On July 27, the Financial Crimes Enforcement Network (FinCEN), in partnership with the U.S. Attorney’s Office for the Northern District of California, assessed a more than $110 million civil money penalty against an internet-based, foreign-located virtual currency transmitter for willfully violating the anti-money laundering (AML) provisions of the Bank Secrecy Act. A second, separate $12 million penalty was assessed against one of the company’s operators, a Russian national. Additionally, a California grand jury handed down a 21-count indictment against the currency transmitter and the Russian national. According to allegations, the company exchanged fiat currency in addition to virtual currencies such as bitcoin, and “facilitated transactions involving ransomware, computer hacking, identity theft, tax refund fraud schemes, public corruption, and drug trafficking.” The company also processed transactions using stolen funds.
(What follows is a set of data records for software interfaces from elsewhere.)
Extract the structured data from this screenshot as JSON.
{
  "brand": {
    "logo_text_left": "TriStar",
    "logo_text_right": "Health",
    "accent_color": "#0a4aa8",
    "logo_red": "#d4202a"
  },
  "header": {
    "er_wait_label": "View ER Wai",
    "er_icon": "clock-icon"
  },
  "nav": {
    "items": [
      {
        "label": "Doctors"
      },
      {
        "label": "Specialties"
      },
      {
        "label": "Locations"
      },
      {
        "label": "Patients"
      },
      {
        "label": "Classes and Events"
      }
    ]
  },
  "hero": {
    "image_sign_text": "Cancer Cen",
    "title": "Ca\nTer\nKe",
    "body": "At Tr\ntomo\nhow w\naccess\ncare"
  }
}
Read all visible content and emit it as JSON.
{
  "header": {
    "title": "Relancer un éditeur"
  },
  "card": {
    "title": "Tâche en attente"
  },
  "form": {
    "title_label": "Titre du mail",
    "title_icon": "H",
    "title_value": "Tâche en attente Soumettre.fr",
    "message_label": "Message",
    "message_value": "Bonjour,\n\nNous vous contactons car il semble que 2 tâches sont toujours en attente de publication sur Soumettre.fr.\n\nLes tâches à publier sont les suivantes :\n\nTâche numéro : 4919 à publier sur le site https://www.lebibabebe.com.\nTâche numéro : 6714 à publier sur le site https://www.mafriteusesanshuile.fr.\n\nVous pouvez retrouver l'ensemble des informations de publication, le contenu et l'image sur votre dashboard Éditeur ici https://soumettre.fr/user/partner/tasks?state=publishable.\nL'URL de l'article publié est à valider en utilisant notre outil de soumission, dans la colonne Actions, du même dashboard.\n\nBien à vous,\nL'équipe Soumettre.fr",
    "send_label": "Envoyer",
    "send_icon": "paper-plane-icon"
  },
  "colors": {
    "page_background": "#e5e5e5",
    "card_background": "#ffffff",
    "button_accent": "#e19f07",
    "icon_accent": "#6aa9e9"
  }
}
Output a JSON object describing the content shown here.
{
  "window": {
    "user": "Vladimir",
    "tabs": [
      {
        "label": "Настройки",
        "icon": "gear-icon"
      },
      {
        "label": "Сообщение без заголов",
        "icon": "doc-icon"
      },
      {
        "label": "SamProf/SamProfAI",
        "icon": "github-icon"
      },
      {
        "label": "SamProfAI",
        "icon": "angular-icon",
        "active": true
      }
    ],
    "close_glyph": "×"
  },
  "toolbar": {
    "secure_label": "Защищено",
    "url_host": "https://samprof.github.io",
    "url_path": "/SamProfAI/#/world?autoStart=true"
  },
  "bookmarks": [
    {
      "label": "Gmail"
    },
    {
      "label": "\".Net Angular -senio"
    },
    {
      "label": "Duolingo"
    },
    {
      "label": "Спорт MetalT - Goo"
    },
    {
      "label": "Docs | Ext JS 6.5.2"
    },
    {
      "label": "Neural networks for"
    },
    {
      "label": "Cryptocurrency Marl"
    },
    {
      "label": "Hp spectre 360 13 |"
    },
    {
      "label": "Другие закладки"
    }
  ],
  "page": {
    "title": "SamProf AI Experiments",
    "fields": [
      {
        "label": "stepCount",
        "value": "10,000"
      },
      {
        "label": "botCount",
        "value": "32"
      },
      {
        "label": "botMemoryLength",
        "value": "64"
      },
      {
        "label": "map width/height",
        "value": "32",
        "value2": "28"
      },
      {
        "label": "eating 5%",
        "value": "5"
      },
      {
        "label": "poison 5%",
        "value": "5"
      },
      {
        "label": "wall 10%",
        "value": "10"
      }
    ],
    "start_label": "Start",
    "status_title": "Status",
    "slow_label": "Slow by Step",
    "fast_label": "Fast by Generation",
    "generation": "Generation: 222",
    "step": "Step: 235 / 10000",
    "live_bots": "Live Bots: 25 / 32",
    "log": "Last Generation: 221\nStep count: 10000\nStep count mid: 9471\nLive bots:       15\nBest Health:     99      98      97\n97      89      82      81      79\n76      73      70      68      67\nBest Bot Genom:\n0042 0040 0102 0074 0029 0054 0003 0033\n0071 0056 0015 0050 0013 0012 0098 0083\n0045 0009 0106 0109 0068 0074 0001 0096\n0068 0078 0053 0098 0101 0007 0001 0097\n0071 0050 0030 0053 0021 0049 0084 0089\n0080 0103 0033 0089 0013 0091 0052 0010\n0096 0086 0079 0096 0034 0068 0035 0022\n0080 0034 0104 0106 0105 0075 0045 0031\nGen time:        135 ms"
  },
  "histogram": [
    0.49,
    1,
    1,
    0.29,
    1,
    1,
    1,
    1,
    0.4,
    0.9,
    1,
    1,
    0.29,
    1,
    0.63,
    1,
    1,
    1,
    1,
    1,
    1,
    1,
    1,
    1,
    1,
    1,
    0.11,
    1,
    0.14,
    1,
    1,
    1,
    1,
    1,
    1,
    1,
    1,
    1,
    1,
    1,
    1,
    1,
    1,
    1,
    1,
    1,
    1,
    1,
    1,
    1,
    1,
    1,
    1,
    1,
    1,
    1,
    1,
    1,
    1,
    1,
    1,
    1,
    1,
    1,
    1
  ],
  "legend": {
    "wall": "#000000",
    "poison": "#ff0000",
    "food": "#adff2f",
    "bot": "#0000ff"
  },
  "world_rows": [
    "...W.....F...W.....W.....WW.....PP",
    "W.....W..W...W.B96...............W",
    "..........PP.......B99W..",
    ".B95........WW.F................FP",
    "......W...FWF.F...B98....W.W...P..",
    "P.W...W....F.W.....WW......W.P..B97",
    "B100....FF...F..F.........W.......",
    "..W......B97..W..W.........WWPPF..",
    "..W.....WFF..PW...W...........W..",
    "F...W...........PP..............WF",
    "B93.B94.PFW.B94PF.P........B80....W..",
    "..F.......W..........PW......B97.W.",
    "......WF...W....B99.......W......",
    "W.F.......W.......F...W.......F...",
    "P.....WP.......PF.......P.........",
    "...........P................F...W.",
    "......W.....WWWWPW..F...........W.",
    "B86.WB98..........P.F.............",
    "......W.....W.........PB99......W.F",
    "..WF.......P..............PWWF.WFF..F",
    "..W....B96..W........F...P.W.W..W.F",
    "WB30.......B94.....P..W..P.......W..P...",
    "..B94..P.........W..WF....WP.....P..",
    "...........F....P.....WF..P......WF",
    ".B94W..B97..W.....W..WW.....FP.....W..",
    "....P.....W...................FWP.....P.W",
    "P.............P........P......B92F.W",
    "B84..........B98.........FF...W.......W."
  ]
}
Pursuant to the terms of the assessment, from November 2011 through the present, both the company and the operator allegedly failed to (i) meet money services business (MSB) registration requirements; (ii) implement an effective AML program; (iii) detect suspicious transactions or file suspicious activity reports; and (iv) obtain and retain records for transmitted funds of $3,000 or more. FinCEN warned that regardless of ownership or location, foreign-located MSBs are “required to comply with U.S. AML laws and regulations . . . including AML program, MSB registration, suspicious activity reporting, and recordkeeping requirements.”
This is the first action FinCEN has taken against a foreign-located MSB conducting business in the U.S.